[EXERCISE PROMPT]
Reproduce the records below word for word.

[PROVIDED RECORDS]
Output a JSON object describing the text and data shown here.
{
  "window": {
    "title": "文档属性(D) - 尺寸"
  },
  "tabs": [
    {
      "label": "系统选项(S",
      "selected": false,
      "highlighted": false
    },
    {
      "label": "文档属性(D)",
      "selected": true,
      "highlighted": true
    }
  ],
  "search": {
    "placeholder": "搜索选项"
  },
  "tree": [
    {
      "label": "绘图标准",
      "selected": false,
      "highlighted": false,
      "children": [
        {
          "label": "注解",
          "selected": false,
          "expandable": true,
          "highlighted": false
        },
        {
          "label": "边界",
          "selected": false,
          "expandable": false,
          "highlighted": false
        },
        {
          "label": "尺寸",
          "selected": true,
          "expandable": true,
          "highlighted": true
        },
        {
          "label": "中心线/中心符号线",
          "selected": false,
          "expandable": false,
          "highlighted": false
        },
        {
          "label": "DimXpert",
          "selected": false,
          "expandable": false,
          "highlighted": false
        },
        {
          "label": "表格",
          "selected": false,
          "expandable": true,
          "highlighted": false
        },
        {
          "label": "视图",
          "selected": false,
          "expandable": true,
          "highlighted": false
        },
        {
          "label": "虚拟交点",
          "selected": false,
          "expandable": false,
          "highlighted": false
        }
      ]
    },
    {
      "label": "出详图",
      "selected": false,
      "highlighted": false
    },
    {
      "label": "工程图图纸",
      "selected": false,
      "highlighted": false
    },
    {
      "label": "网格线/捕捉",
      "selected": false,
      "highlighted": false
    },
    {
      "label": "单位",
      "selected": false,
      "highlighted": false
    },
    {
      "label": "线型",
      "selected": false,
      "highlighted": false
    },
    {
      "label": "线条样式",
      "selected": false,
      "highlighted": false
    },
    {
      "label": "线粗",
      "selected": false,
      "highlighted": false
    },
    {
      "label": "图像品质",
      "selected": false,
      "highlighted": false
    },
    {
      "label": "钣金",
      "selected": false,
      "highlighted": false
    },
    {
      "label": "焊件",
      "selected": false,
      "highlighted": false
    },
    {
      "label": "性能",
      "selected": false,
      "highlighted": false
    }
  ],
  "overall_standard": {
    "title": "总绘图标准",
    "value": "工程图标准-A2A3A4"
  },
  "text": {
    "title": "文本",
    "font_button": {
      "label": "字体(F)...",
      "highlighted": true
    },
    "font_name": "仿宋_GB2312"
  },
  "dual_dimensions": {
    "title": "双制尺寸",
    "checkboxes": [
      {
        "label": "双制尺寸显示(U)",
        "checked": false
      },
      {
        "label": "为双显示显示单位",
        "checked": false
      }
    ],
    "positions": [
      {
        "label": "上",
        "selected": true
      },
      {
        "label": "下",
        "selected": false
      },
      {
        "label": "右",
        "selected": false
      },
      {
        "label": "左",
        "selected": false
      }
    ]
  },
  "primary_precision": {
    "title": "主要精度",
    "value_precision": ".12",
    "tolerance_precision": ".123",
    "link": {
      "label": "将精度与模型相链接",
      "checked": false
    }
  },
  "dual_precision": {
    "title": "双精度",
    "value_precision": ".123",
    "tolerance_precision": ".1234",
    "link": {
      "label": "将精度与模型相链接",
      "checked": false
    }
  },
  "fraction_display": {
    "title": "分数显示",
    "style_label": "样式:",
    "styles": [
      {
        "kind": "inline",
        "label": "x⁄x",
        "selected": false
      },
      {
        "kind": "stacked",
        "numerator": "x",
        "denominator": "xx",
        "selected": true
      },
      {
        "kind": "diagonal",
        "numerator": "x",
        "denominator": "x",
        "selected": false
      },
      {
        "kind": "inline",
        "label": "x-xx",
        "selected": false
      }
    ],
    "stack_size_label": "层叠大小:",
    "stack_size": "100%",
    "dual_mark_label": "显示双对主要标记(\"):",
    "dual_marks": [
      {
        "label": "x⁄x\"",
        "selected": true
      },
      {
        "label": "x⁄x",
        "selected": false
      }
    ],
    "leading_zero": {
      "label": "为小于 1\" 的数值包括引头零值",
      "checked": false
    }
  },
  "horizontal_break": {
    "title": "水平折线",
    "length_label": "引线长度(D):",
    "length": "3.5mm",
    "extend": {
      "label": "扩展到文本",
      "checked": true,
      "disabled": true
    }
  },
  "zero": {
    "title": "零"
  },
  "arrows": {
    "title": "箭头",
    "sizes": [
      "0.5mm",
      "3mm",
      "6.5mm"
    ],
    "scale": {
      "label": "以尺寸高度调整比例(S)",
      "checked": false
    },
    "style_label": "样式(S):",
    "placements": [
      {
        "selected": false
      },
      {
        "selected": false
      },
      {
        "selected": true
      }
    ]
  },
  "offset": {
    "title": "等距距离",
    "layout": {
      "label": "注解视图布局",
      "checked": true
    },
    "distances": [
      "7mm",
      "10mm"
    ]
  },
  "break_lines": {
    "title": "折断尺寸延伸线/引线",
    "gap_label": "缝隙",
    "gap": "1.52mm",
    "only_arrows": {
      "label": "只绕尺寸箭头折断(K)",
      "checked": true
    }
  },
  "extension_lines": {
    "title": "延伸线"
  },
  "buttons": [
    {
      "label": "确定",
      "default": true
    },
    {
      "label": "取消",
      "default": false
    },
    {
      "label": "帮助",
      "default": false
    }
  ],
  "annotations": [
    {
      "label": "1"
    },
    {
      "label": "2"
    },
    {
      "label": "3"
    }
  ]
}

[EXPECTED ANSWER]
Output a JSON object describing the text and data shown here.
{
  "window": {
    "title": "文档属性(D) - 尺寸"
  },
  "tabs": [
    {
      "label": "系统选项(S",
      "selected": false,
      "highlighted": false
    },
    {
      "label": "文档属性(D)",
      "selected": true,
      "highlighted": true
    }
  ],
  "search": {
    "placeholder": "搜索选项"
  },
  "tree": [
    {
      "label": "绘图标准",
      "selected": false,
      "highlighted": false,
      "children": [
        {
          "label": "注解",
          "selected": false,
          "expandable": true,
          "highlighted": false
        },
        {
          "label": "边界",
          "selected": false,
          "expandable": false,
          "highlighted": false
        },
        {
          "label": "尺寸",
          "selected": true,
          "expandable": true,
          "highlighted": true
        },
        {
          "label": "中心线/中心符号线",
          "selected": false,
          "expandable": false,
          "highlighted": false
        },
        {
          "label": "DimXpert",
          "selected": false,
          "expandable": false,
          "highlighted": false
        },
        {
          "label": "表格",
          "selected": false,
          "expandable": true,
          "highlighted": false
        },
        {
          "label": "视图",
          "selected": false,
          "expandable": true,
          "highlighted": false
        },
        {
          "label": "虚拟交点",
          "selected": false,
          "expandable": false,
          "highlighted": false
        }
      ]
    },
    {
      "label": "出详图",
      "selected": false,
      "highlighted": false
    },
    {
      "label": "工程图图纸",
      "selected": false,
      "highlighted": false
    },
    {
      "label": "网格线/捕捉",
      "selected": false,
      "highlighted": false
    },
    {
      "label": "单位",
      "selected": false,
      "highlighted": false
    },
    {
      "label": "线型",
      "selected": false,
      "highlighted": false
    },
    {
      "label": "线条样式",
      "selected": false,
      "highlighted": false
    },
    {
      "label": "线粗",
      "selected": false,
      "highlighted": false
    },
    {
      "label": "图像品质",
      "selected": false,
      "highlighted": false
    },
    {
      "label": "钣金",
      "selected": false,
      "highlighted": false
    },
    {
      "label": "焊件",
      "selected": false,
      "highlighted": false
    },
    {
      "label": "性能",
      "selected": false,
      "highlighted": false
    }
  ],
  "overall_standard": {
    "title": "总绘图标准",
    "value": "工程图标准-A2A3A4"
  },
  "text": {
    "title": "文本",
    "font_button": {
      "label": "字体(F)...",
      "highlighted": true
    },
    "font_name": "仿宋_GB2312"
  },
  "dual_dimensions": {
    "title": "双制尺寸",
    "checkboxes": [
      {
        "label": "双制尺寸显示(U)",
        "checked": false
      },
      {
        "label": "为双显示显示单位",
        "checked": false
      }
    ],
    "positions": [
      {
        "label": "上",
        "selected": true
      },
      {
        "label": "下",
        "selected": false
      },
      {
        "label": "右",
        "selected": false
      },
      {
        "label": "左",
        "selected": false
      }
    ]
  },
  "primary_precision": {
    "title": "主要精度",
    "value_precision": ".12",
    "tolerance_precision": ".123",
    "link": {
      "label": "将精度与模型相链接",
      "checked": false
    }
  },
  "dual_precision": {
    "title": "双精度",
    "value_precision": ".123",
    "tolerance_precision": ".1234",
    "link": {
      "label": "将精度与模型相链接",
      "checked": false
    }
  },
  "fraction_display": {
    "title": "分数显示",
    "style_label": "样式:",
    "styles": [
      {
        "kind": "inline",
        "label": "x⁄x",
        "selected": false
      },
      {
        "kind": "stacked",
        "numerator": "x",
        "denominator": "xx",
        "selected": true
      },
      {
        "kind": "diagonal",
        "numerator": "x",
        "denominator": "x",
        "selected": false
      },
      {
        "kind": "inline",
        "label": "x-xx",
        "selected": false
      }
    ],
    "stack_size_label": "层叠大小:",
    "stack_size": "100%",
    "dual_mark_label": "显示双对主要标记(\"):",
    "dual_marks": [
      {
        "label": "x⁄x\"",
        "selected": true
      },
      {
        "label": "x⁄x",
        "selected": false
      }
    ],
    "leading_zero": {
      "label": "为小于 1\" 的数值包括引头零值",
      "checked": false
    }
  },
  "horizontal_break": {
    "title": "水平折线",
    "length_label": "引线长度(D):",
    "length": "3.5mm",
    "extend": {
      "label": "扩展到文本",
      "checked": true,
      "disabled": true
    }
  },
  "zero": {
    "title": "零"
  },
  "arrows": {
    "title": "箭头",
    "sizes": [
      "0.5mm",
      "3mm",
      "6.5mm"
    ],
    "scale": {
      "label": "以尺寸高度调整比例(S)",
      "checked": false
    },
    "style_label": "样式(S):",
    "placements": [
      {
        "selected": false
      },
      {
        "selected": false
      },
      {
        "selected": true
      }
    ]
  },
  "offset": {
    "title": "等距距离",
    "layout": {
      "label": "注解视图布局",
      "checked": true
    },
    "distances": [
      "7mm",
      "10mm"
    ]
  },
  "break_lines": {
    "title": "折断尺寸延伸线/引线",
    "gap_label": "缝隙",
    "gap": "1.52mm",
    "only_arrows": {
      "label": "只绕尺寸箭头折断(K)",
      "checked": true
    }
  },
  "extension_lines": {
    "title": "延伸线"
  },
  "buttons": [
    {
      "label": "确定",
      "default": true
    },
    {
      "label": "取消",
      "default": false
    },
    {
      "label": "帮助",
      "default": false
    }
  ],
  "annotations": [
    {
      "label": "1"
    },
    {
      "label": "2"
    },
    {
      "label": "3"
    }
  ]
}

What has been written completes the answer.